Such was the case now; such it had been on the day when they first drew near the coast at Gaza. At that time Parsons, mistaking Jack's quiet mood for a sort of dull piety, sidled up to him. "It's a dark and sanguinous territory there, Holy Land though it be," he murmured. "The hand of the bloody Turk has lain heavily on it these five hundred years and more. Although, to be sure, we had our day--paid 'em back in their own coin, we did!' With a minimum of prompting it emerged that the purser's grimly satisfied tone referred to that hallowed moment--the extraordinarily vicious assault on Jerusalem by the knights of the First Crusade. 'Yea, the blood of the pagans ran in the streets--up to the very bellies of the horses! And it was no more than they deserved.

"No, Aubrey, I cannot in all conscience say that this current alliance with the Turk does us any credit." Despite his knowledge of ancient history, Parsons--a clerk at heart--was deeply ignorant of the world beyond the Channel. As a logical consequence he had very firmly held opinions about that world--in particular, on the advisability of forming an alliance against one's current deadly enemy with an "alien" and inimical race. "Can never trust those turban-headed types . . . all Salaams and Bismillahs . . . they're all the same, you know; from Hyderabad to the Atlas," thus neatly summing up a population of several millions, bridging two continents and spanning sixty-five degrees of longitude. "Not a ha'penny's worth of difference between 'em. They don't think like us; Djezzar, like as not, would stab us in the back as easy as kiss my hand."

"Well, politics makes a strange bed . . . but we're doomed to lie in it just the same, hey?" Jack had replied in an attempt at humour.
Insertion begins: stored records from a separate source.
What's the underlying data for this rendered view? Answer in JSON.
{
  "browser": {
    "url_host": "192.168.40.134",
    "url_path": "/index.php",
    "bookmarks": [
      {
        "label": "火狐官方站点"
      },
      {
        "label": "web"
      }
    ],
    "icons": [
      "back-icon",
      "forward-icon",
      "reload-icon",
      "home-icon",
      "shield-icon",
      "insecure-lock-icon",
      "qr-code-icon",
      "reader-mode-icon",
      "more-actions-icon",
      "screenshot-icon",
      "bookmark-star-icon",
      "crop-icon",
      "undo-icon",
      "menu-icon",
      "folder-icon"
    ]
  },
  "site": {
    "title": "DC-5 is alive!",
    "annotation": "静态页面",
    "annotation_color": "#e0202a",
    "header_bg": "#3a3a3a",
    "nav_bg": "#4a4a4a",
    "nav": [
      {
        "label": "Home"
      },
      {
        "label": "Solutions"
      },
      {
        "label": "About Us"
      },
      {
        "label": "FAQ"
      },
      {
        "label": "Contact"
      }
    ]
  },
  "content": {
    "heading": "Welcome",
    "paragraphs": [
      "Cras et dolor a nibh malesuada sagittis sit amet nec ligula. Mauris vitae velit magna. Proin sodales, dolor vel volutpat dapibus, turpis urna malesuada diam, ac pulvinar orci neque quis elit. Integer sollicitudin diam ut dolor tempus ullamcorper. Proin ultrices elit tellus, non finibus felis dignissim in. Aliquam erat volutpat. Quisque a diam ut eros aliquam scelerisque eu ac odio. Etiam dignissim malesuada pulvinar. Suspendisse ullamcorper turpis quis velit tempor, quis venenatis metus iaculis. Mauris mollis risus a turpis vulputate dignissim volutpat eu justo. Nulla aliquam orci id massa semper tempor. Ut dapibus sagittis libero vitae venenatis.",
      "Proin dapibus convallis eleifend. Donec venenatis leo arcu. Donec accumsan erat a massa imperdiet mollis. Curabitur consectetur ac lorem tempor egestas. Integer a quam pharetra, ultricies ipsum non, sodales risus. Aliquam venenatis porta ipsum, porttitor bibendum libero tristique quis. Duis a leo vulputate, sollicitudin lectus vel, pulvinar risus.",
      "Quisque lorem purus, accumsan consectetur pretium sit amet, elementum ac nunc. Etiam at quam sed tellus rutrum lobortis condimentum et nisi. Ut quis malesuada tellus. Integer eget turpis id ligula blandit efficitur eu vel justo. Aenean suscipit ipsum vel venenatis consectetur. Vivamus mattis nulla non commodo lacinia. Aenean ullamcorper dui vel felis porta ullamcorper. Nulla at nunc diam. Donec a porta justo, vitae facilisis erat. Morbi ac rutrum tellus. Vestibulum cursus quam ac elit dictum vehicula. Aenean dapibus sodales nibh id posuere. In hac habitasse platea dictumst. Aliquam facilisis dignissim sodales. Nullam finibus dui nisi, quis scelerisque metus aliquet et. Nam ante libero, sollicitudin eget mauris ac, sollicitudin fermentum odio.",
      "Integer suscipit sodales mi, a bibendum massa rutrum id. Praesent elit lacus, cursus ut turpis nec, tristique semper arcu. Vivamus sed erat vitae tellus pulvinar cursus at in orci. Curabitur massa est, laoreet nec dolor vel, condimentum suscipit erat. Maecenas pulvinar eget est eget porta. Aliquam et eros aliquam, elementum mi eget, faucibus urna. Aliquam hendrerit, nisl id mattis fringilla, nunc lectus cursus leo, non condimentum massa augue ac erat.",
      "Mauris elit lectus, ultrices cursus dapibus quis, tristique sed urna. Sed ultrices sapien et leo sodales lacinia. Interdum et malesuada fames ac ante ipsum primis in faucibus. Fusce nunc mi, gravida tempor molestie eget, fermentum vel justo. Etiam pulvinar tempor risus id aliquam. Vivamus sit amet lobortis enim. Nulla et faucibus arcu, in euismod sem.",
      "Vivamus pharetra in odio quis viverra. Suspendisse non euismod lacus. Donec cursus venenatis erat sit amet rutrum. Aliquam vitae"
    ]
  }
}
"What's that? Er, yes, I daresay," Parsons said. "But, however, we'd bleeding well better watch our step. They're savages . . . nothing like our civilized notions of how to do things. It makes you shudder, to think of so many dying at the blade of the scimitar!"

It did indeed make one shudder. And now, alone again in the quiet of the earliest morning, Jack pondered it, with the hellish sound of the L'Orient's explosion--500 souls, gone in a flash--still ringing in his ears.

Another glass, another heave of the log, and they would wear; one last southward reach before standing in. Jack shifted his considerable bulk; moving with the roll, he stepped smartly off the rail and made his way aft to the quarterdeck. "G'morning, sir," said a deckhand, pulling his forelock and stepping aside to let the officer pass. Then, looking up: "Lord bless us, what a red moon." Off the starboard bow rose a thin, sharp crescent: the color of pumpkin gone bad, it touched the dark Levantine sea with a baleful glint . . . and Buonaparte's guns began to pound the ancient walls of Acre.

© 2001 Ms. N. Maste